I have been fortunate to have been a participant in this event a number of times. In fact, I think I may hold the record for having the most numbers cut from “Grand Night”. Hey, the standard’s high.
My friend, Dr. Tedrin Lindsay, has been a featured performer in this event for 20+ years. His piano-playing is energetic and passionate, yes. But he is also a man of great imagination and this shines forth in his performances. This is what live performance is about.
Tedrin has posted some of his remembrances of “Grand Night” moments.
May I indulge in one myself?
For the third year of “Grand Night”, Everett asked me to be part of a quartet of singers to sing a medley from “Kismet”; And This is My Beloved/Baubles, Bangles and Beads. I had never met my fellow singers until I arrived at my first rehearsal for the number in Everett’s old studio, the studio that was 80% piano. We crowded in; Everett, Cliff Jackson on the piano, and singers Angelique Clay (soprano), Phumzile Sojola (tenor), and a young bass from Louisville whose name evades my geezer memory.
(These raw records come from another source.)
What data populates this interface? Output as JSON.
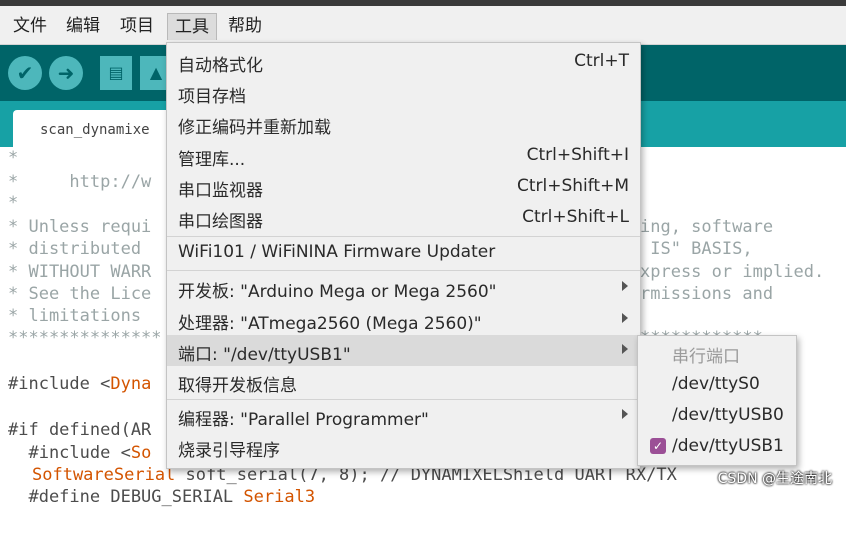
{
  "menubar": {
    "items": [
      "文件",
      "编辑",
      "项目",
      "工具",
      "帮助"
    ]
  },
  "tab": {
    "label": "scan_dynamixe"
  },
  "editor": {
    "lines": [
      "*",
      "*     http://w",
      "*",
      "* Unless requi",
      "* distributed ",
      "* WITHOUT WARR",
      "* See the Lice",
      "* limitations ",
      "***************",
      "",
      "#include <",
      "",
      "#if defined(AR",
      "  #include <"
    ],
    "include_kw": "Dyna",
    "include2_kw": "So",
    "softserial_kw": "SoftwareSerial",
    "softserial_rest": " soft_serial(7, 8); // DYNAMIXELShield UART RX/TX",
    "define_line": "  #define DEBUG_SERIAL ",
    "define_kw": "Serial3",
    "right_fragments": [
      "ing, software",
      " IS\" BASIS,",
      "xpress or implied.",
      "rmissions and",
      "************"
    ]
  },
  "tools_menu": {
    "items": [
      {
        "label": "自动格式化",
        "shortcut": "Ctrl+T"
      },
      {
        "label": "项目存档",
        "shortcut": ""
      },
      {
        "label": "修正编码并重新加载",
        "shortcut": ""
      },
      {
        "label": "管理库...",
        "shortcut": "Ctrl+Shift+I"
      },
      {
        "label": "串口监视器",
        "shortcut": "Ctrl+Shift+M"
      },
      {
        "label": "串口绘图器",
        "shortcut": "Ctrl+Shift+L"
      },
      {
        "label": "WiFi101 / WiFiNINA Firmware Updater",
        "shortcut": ""
      },
      {
        "label": "开发板: \"Arduino Mega or Mega 2560\"",
        "shortcut": ""
      },
      {
        "label": "处理器: \"ATmega2560 (Mega 2560)\"",
        "shortcut": ""
      },
      {
        "label": "端口: \"/dev/ttyUSB1\"",
        "shortcut": ""
      },
      {
        "label": "取得开发板信息",
        "shortcut": ""
      },
      {
        "label": "编程器: \"Parallel Programmer\"",
        "shortcut": ""
      },
      {
        "label": "烧录引导程序",
        "shortcut": ""
      }
    ]
  },
  "port_submenu": {
    "header": "串行端口",
    "items": [
      "/dev/ttyS0",
      "/dev/ttyUSB0",
      "/dev/ttyUSB1"
    ],
    "selected": "/dev/ttyUSB1"
  },
  "watermark": "CSDN @生途南北",
  "colors": {
    "toolbar": "#006468",
    "tabbar": "#17a1a5",
    "keyword": "#d35400",
    "check": "#9b4f96"
  }
}
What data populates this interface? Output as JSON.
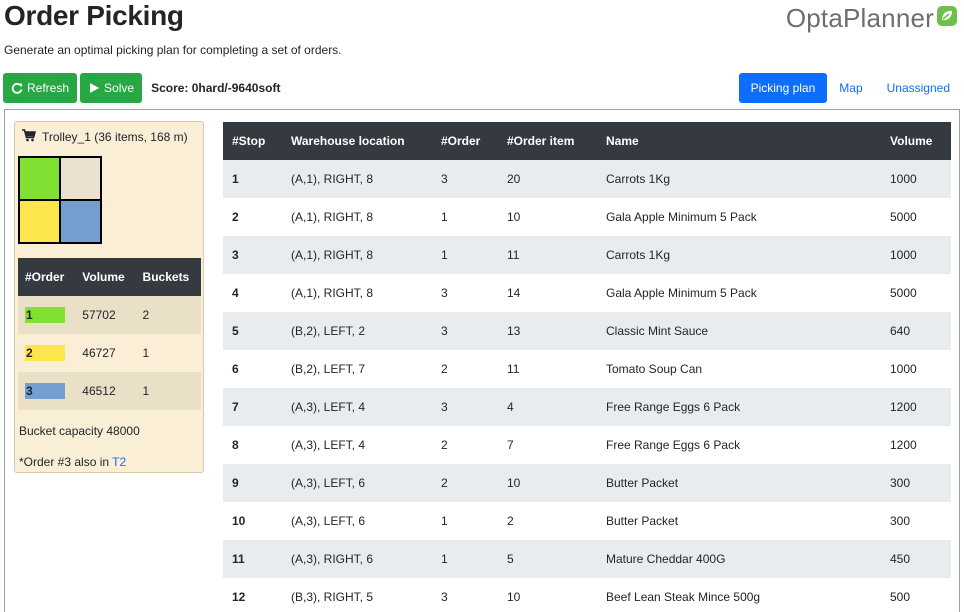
{
  "header": {
    "title": "Order Picking",
    "subtitle": "Generate an optimal picking plan for completing a set of orders.",
    "logo_text": "OptaPlanner",
    "logo_icon": "leaf-icon"
  },
  "toolbar": {
    "refresh_label": "Refresh",
    "refresh_icon": "refresh-icon",
    "solve_label": "Solve",
    "solve_icon": "play-icon",
    "score": "Score: 0hard/-9640soft"
  },
  "tabs": [
    {
      "label": "Picking plan",
      "active": true
    },
    {
      "label": "Map",
      "active": false
    },
    {
      "label": "Unassigned",
      "active": false
    }
  ],
  "trolley": {
    "icon": "cart-icon",
    "name": "Trolley_1",
    "summary": "(36 items, 168 m)",
    "bucket_fill": {
      "top_left": 1.0,
      "top_right": 0.0,
      "bottom_left": 1.0,
      "bottom_right": 1.0
    },
    "columns": [
      "#Order",
      "Volume",
      "Buckets"
    ],
    "orders": [
      {
        "order": "1",
        "color": "#82e032",
        "volume": "57702",
        "buckets": "2"
      },
      {
        "order": "2",
        "color": "#fde64b",
        "volume": "46727",
        "buckets": "1"
      },
      {
        "order": "3",
        "color": "#729fcf",
        "volume": "46512",
        "buckets": "1"
      }
    ],
    "capacity_text": "Bucket capacity 48000",
    "also_prefix": "*Order #3 also in ",
    "also_link": "T2"
  },
  "plan": {
    "columns": [
      "#Stop",
      "Warehouse location",
      "#Order",
      "#Order item",
      "Name",
      "Volume"
    ],
    "rows": [
      [
        "1",
        "(A,1), RIGHT, 8",
        "3",
        "20",
        "Carrots 1Kg",
        "1000"
      ],
      [
        "2",
        "(A,1), RIGHT, 8",
        "1",
        "10",
        "Gala Apple Minimum 5 Pack",
        "5000"
      ],
      [
        "3",
        "(A,1), RIGHT, 8",
        "1",
        "11",
        "Carrots 1Kg",
        "1000"
      ],
      [
        "4",
        "(A,1), RIGHT, 8",
        "3",
        "14",
        "Gala Apple Minimum 5 Pack",
        "5000"
      ],
      [
        "5",
        "(B,2), LEFT, 2",
        "3",
        "13",
        "Classic Mint Sauce",
        "640"
      ],
      [
        "6",
        "(B,2), LEFT, 7",
        "2",
        "11",
        "Tomato Soup Can",
        "1000"
      ],
      [
        "7",
        "(A,3), LEFT, 4",
        "3",
        "4",
        "Free Range Eggs 6 Pack",
        "1200"
      ],
      [
        "8",
        "(A,3), LEFT, 4",
        "2",
        "7",
        "Free Range Eggs 6 Pack",
        "1200"
      ],
      [
        "9",
        "(A,3), LEFT, 6",
        "2",
        "10",
        "Butter Packet",
        "300"
      ],
      [
        "10",
        "(A,3), LEFT, 6",
        "1",
        "2",
        "Butter Packet",
        "300"
      ],
      [
        "11",
        "(A,3), RIGHT, 6",
        "1",
        "5",
        "Mature Cheddar 400G",
        "450"
      ],
      [
        "12",
        "(B,3), RIGHT, 5",
        "3",
        "10",
        "Beef Lean Steak Mince 500g",
        "500"
      ]
    ]
  },
  "colors": {
    "primary": "#0d6efd",
    "success": "#28a745",
    "dark_header": "#343a40",
    "trolley_bg": "#faeed7",
    "logo_leaf": "#6cc04a"
  }
}
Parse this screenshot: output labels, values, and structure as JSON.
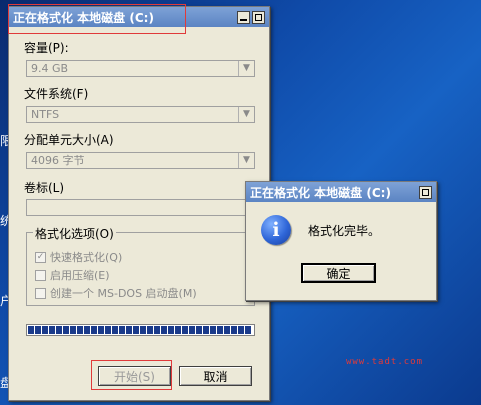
{
  "desktop_fragments": [
    "限",
    "统",
    "户",
    "盘"
  ],
  "watermark": "www.tadt.com",
  "format_window": {
    "title": "正在格式化 本地磁盘 (C:)",
    "capacity_label": "容量(P):",
    "capacity_value": "9.4 GB",
    "filesystem_label": "文件系统(F)",
    "filesystem_value": "NTFS",
    "alloc_label": "分配单元大小(A)",
    "alloc_value": "4096 字节",
    "volume_label": "卷标(L)",
    "volume_value": "",
    "options_title": "格式化选项(O)",
    "options": [
      {
        "label": "快速格式化(Q)",
        "checked": true
      },
      {
        "label": "启用压缩(E)",
        "checked": false
      },
      {
        "label": "创建一个 MS-DOS 启动盘(M)",
        "checked": false
      }
    ],
    "progress_percent": 100,
    "start_button": "开始(S)",
    "cancel_button": "取消"
  },
  "message_box": {
    "title": "正在格式化 本地磁盘 (C:)",
    "message": "格式化完毕。",
    "ok_button": "确定",
    "icon": "info-icon"
  },
  "colors": {
    "titlebar": "#6b93cd",
    "highlight": "#e03a3a",
    "progress": "#1a3a8a"
  }
}
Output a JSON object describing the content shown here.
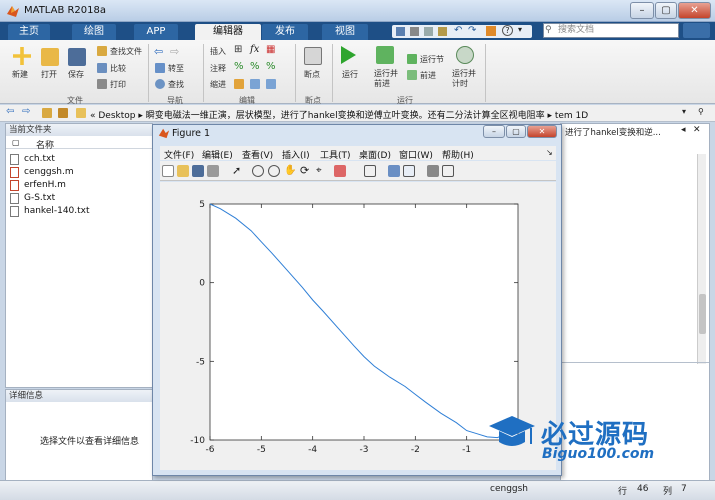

We rehearsed for about an hour. My fellow singers didn’t sing to me, they sang through me. I had never heard so much sound in my life. You could see the sound in that little room. After the rehearsal, I crossed the street to the Medical Center for an MRI to confirm that all my major organs were intact and in their proper places.
I was in heaven.
I was singing these stunningly beautiful songs with these crazy talented singers in front of an orchestra for a thousand people a night…in a tux no less.
Just kill me now.
After the show, I asked my wife if she liked the number. She replied; “Were you in that one?”
Everyone’s a critic.